 I come back to Normandy since 2007 and I’m still very impressed to see how normans are extremely grateful; even young generations have been educated by their parents. People are always enthusiastic and grateful to be able to thank us. I hope this enthusiasm will last over the years and I do hope people will never forget the sacrifice of our comrades who are in the cemeteries in Normandy.” Charles Norman Shay, Freedom Prize Ambassador and Native American veteran who landed on Omaha Beach on June 6, 1944.

 On the occasion of the 80th anniversary of the D-Day landings, the Best Defense Foundation is accompanying fifty World War II veterans to Normandy. The veterans arrived in Deauville on a plane specially chartered by Delta Airlines. This morning, they paid their respects at the American Cemetery in Colleville-sur-Mer, at the graves of their fallen comrades.

Vétérans américains (© Pierre Galliot – Région Normandie)

The Ceremony took place in the presence of:

  • Motaz Azaiza, Winner of the Freedom Prize 2024

  • Noura Ghazi and Tatsiana Khomich, sister of Maria Kolesnikova.
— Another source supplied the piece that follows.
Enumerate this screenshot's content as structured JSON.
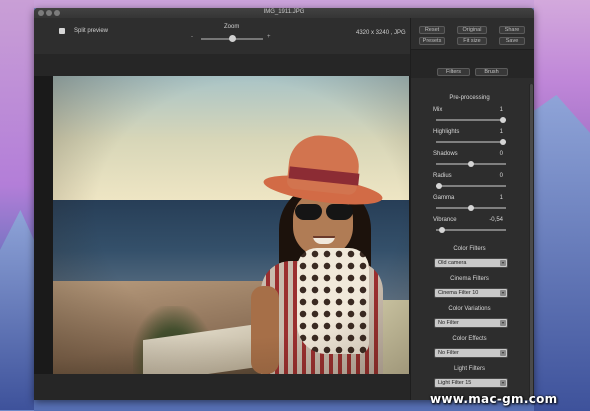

Noura Ghazi and Maria Kolesnikova (jailed), were the two other nominees of the 2024 Freedom Prize

  • Bertrand Deniaud, Vice-President of the Normandy Region, in charge of High schools and education

  • Nicole Ameline, President of the International Institute of the Human Rights and Peace

  • The 2024 Freedom Prize international jury (24 Members) and Patrick Chauvel, president of the jury and renowned war reporter.

  • 4,000 high school students from Normandy, the United States and Germany

  • Several personalities including Nicole Ameline, President of the International Institute of the Human Rights and Peace, Charles Norman Shay, a Native American veteran who landed on the Omaha Beach on June 6 1944, and amabassador of the Freedom Prize, 53 American World War II veterans.

 Motaz Azaïza received the Freedom Prize trophy, crafted by students from the bookbinding and gilding art programme at Paul Cornu in Lisieux High School, as well as a check for 25,000 euros to support his commitment to press freedom and right to information.

 This trophy, made of marine leather, olive wood, and steel, features three waves, referencing the Normandy coast and the D-Day landings, surrounding and protecting a golden sphere that represents Freedom.

 The Freedom Prize was created in 2019 by the Region of Normandy in partnership with the International Institute for Human Rights and Peace, the Normandy Academic Authorities, and the Canopé Network to honor each year a person or an organisation engaged in a recent fight for freedom.

 The young people awarded the Freedom Prize in 2019 to the young Swedish activist, Greta Thunberg, for her fight for climate justice. In 2020, the Freedom Prize was awarded to Loujain Al Hathloul, who was released from prison on 10th February 2021 after 1,001 days of detention in Saudi Arabia as a result of her fight for women’s rights in her country. In 2021, the young Afghan rapper, Sonita Alizada, received the Freedom Prize for her struggle against the forced marriage of young girls. In 2022, the association, Child’s Right and Rehabilitation Network (CRARN), won the Freedom Prize for its medico-social, humanitarian and psychological support to street children, who are discriminated against because they are alleged to have evil powers. Then, in 2023, the Club of Young Girls Leaders of Guinea, represented by Hadja Idrissa Bah, was named winner of the Freedom Prize for its fight against forced marriages and mutilations.